That area receives direct morning sun and consistent sun for probably 6 hours of the morning. I am told that another Viburnum can not be planted there because of the previous root rot problem.

I am looking for options to plant in its place. I would like it to be similar in size with full foliage to act as a natural privacy divider. Of course flowering and seasonal colors is always a plus. Any suggestions or general advice on my situation would be greatly appreciated.

Thank you,

Comments for Need replacement for a Mohican Viburnum

Jun 18, 2016

Options, and my opinion
by: Jacki

Hi Dale, sorry to hear about your Viburnum. I always say, if a plant doesn’t survive and thrive in my conditions, it wasn’t meant to be.

So, options that you may want to consider; in that spot it sounds like the perfect conditions for either grasses of some kind or a willow – not the weeping willow that will tear up your drains, but one of those more compatible with that type of placement.

One that I like is Salix koryinagi ‘Rubykins’ which is a Japanese basket making willow. It would work perfectly as a screen, especially in summer, with the added bonus of the movement in even the slightest breeze.
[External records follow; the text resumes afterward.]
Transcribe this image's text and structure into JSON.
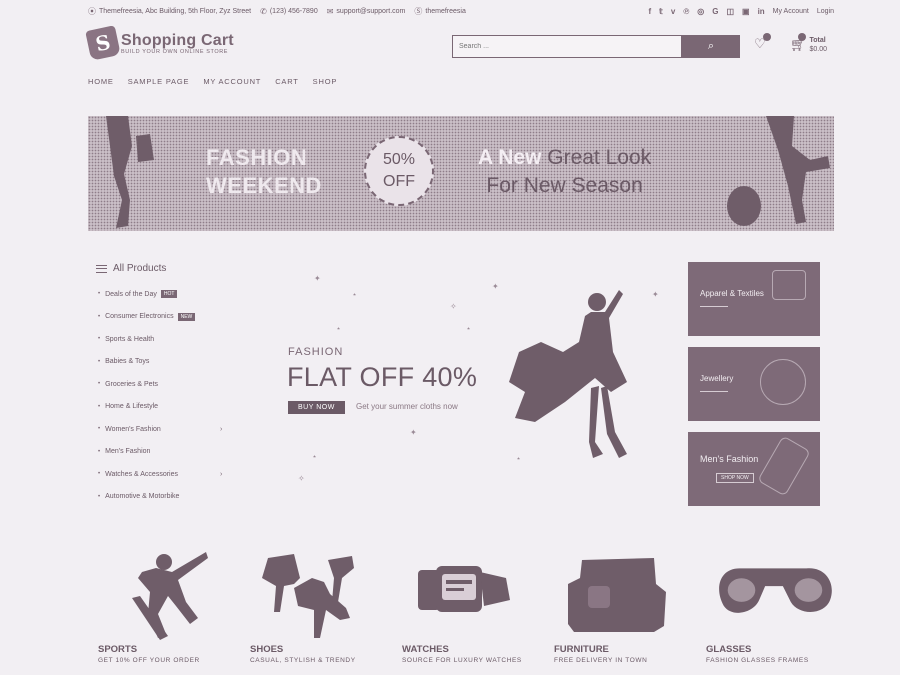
{
  "topbar": {
    "address": "Themefreesia, Abc Building, 5th Floor, Zyz Street",
    "phone": "(123) 456-7890",
    "email": "support@support.com",
    "skype": "themefreesia",
    "my_account": "My Account",
    "login": "Login",
    "social_icons": [
      "facebook-icon",
      "twitter-icon",
      "vimeo-icon",
      "pinterest-icon",
      "dribbble-icon",
      "google-plus-icon",
      "instagram-icon",
      "flickr-icon",
      "linkedin-icon"
    ]
  },
  "header": {
    "logo_letter": "S",
    "logo_title": "Shopping Cart",
    "logo_tagline": "BUILD YOUR OWN ONLINE STORE",
    "search_placeholder": "Search ...",
    "cart_label": "Total",
    "cart_total": "$0.00"
  },
  "nav": {
    "items": [
      "Home",
      "Sample Page",
      "My Account",
      "Cart",
      "Shop"
    ]
  },
  "banner": {
    "left_line1": "FASHION",
    "left_line2": "WEEKEND",
    "discount": "50%",
    "discount_off": "OFF",
    "right_line1_a": "A New",
    "right_line1_b": "Great Look",
    "right_line2": "For New Season"
  },
  "sidebar": {
    "title": "All Products",
    "items": [
      {
        "label": "Deals of the Day",
        "badge": "HOT"
      },
      {
        "label": "Consumer Electronics",
        "badge": "NEW"
      },
      {
        "label": "Sports & Health"
      },
      {
        "label": "Babies & Toys"
      },
      {
        "label": "Groceries & Pets"
      },
      {
        "label": "Home & Lifestyle"
      },
      {
        "label": "Women's Fashion",
        "arrow": "›"
      },
      {
        "label": "Men's Fashion"
      },
      {
        "label": "Watches & Accessories",
        "arrow": "›"
      },
      {
        "label": "Automotive & Motorbike"
      }
    ]
  },
  "hero": {
    "kicker": "FASHION",
    "headline": "FLAT OFF 40%",
    "button": "BUY NOW",
    "subtext": "Get your summer cloths now"
  },
  "promo_tiles": [
    {
      "label": "Apparel & Textiles"
    },
    {
      "label": "Jewellery"
    },
    {
      "label": "Men's Fashion",
      "button": "SHOP NOW"
    }
  ],
  "categories": [
    {
      "title": "SPORTS",
      "subtitle": "GET 10% OFF YOUR ORDER"
    },
    {
      "title": "SHOES",
      "subtitle": "CASUAL, STYLISH & TRENDY"
    },
    {
      "title": "WATCHES",
      "subtitle": "SOURCE FOR LUXURY WATCHES"
    },
    {
      "title": "FURNITURE",
      "subtitle": "FREE DELIVERY IN TOWN"
    },
    {
      "title": "GLASSES",
      "subtitle": "FASHION GLASSES FRAMES"
    }
  ]
}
Another of my favorites is Corylus contorta, the Twisted Hazel, which is at its best in winter, when it doesn’t have leaves on the curly branches.
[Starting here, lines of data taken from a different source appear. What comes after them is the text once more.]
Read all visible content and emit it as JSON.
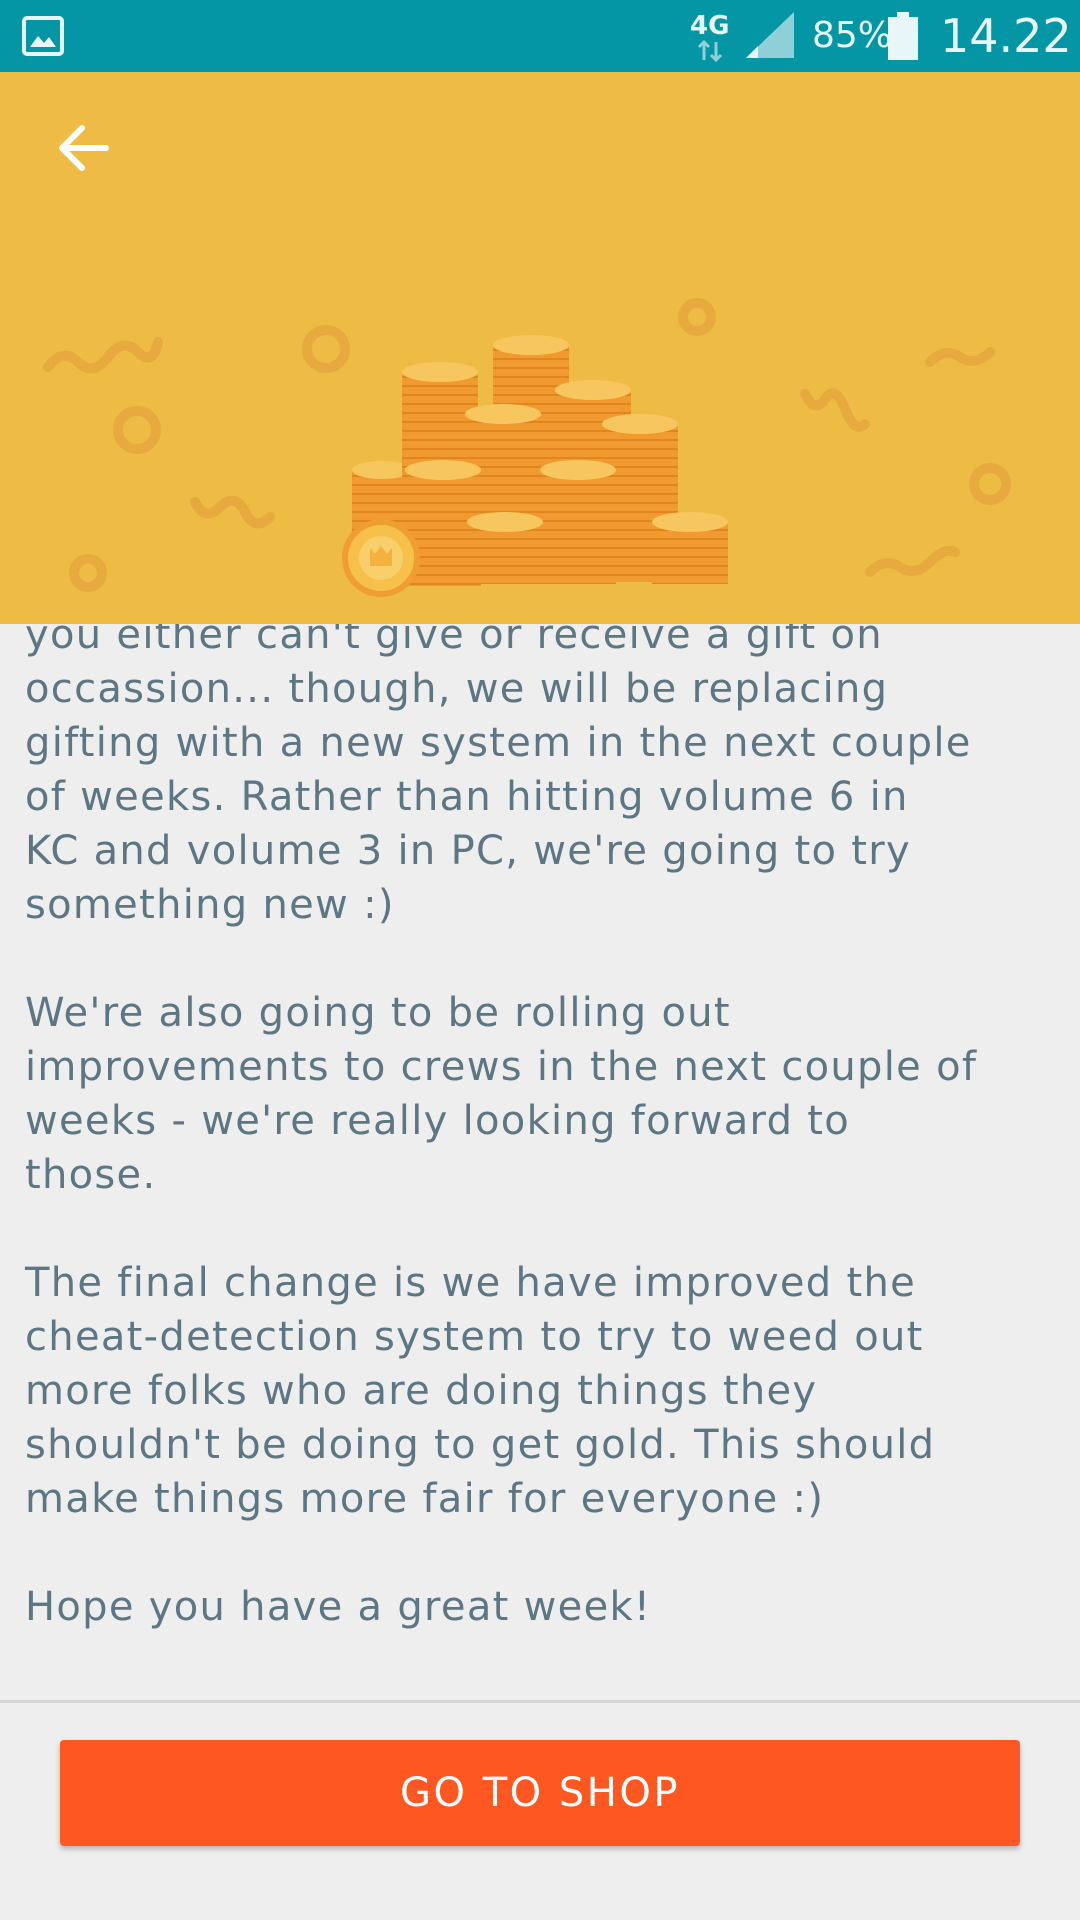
{
  "status_bar": {
    "network": "4G",
    "battery_percent": "85%",
    "time": "14.22",
    "icons": [
      "gallery-icon",
      "network-icon",
      "signal-icon",
      "battery-icon"
    ]
  },
  "header": {
    "back_icon": "arrow-left-icon",
    "background_color": "#eebb45",
    "illustration": "gold-coin-stacks"
  },
  "article": {
    "body": "you either can't give or receive a gift on\noccassion... though, we will be replacing\ngifting with a new system in the next couple\nof weeks. Rather than hitting volume 6 in\nKC and volume 3 in PC, we're going to try\nsomething new :)\n\nWe're also going to be rolling out\nimprovements to crews in the next couple of\nweeks - we're really looking forward to\nthose.\n\nThe final change is we have improved the\ncheat-detection system to try to weed out\nmore folks who are doing things they\nshouldn't be doing to get gold. This should\nmake things more fair for everyone :)\n\nHope you have a great week!"
  },
  "footer": {
    "button_label": "GO TO SHOP",
    "button_color": "#ff5722"
  }
}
These options won’t mind the damp soil, and they’re about as far away genetically to the Viburnum as you can get.

I would drive around your neighborhood to see what kinds of shrubs do best locally. Ask questions – no, they won’t think you’re crazy! Find a local botanist or horticulturist to get their opinions too. Put in your due diligence – this shrub will be there a long time.

Jun 18, 2016

Replacement Viburnum
by: Dale

Thank you Jacki, I really appreciate your reply. I neglected to mention, besides root rot it also developed a mushroom type fungus. I don’t know if one was/is a result of another or the two things come hand & hand with each other. I’m mentioning this because I don’t know if it will make a difference in your suggestions.

After looking at your suggestions, we really like the idea of the Corylus contorts, the Twisted Hazel. Looking at it, I wonder what the long green (hanging) spike looking clumps (or leaves… I’m not sure what to call them) are? Is that in spring then the full green leaves come on? Do the spikes stay or fall off? I see some with small red flowers as well. So I’m curious how it changes seasonally? I will say you’re absolutely right it looks great in winter!

If it helps to know I also have Bayberry bushes directly in front of there this will be planted. I can provide a picture of the area if that would make a differance or help at all.

Thank you,

Jun 18, 2016

by: Jacki

The fungus shouldn’t make a difference to any new plants, but it is an indication that perhaps the soil is a bit stagnant, and definitely could have been related to the root rot of the Viburnum. Without more details about the fungus, it’s impossible to give you more than this.

If possible, I would mound up the soil, or even go to the extent of removing some of it, adding more sand for drainage, and then put in new soil, with more research needed to tailor it to whatever you decide to plant there.

On the Corylus, the dangling catkins are the male flowers which emerge early in the spring, release their pollen for the tiny red female flowers, then they fall off. That happens before the leaves emerge, so it’s a very subtle spring show. With luck and old age, the tiny red flowers will produce the hazel nuts, but this plant is not grown for nut production, and I’ve never had any make it to full size.

In the summer, the leaves which are crinkly too will cover the whole plant which gives you the screening effect. In winter after the leaves fall, there is nothing quite as magical as a twisted hazel with tiny white lights sprinkled over it. Just a thought!

The bayberry bushes will go well with the Corylus, I think. In a natural setting this would be a typical kind of arrangement, kind of like a hedgerow or understory edge of woodland type of set up.

If you would like pictures added to your submission here, create a new post, and I’ll merge them for you.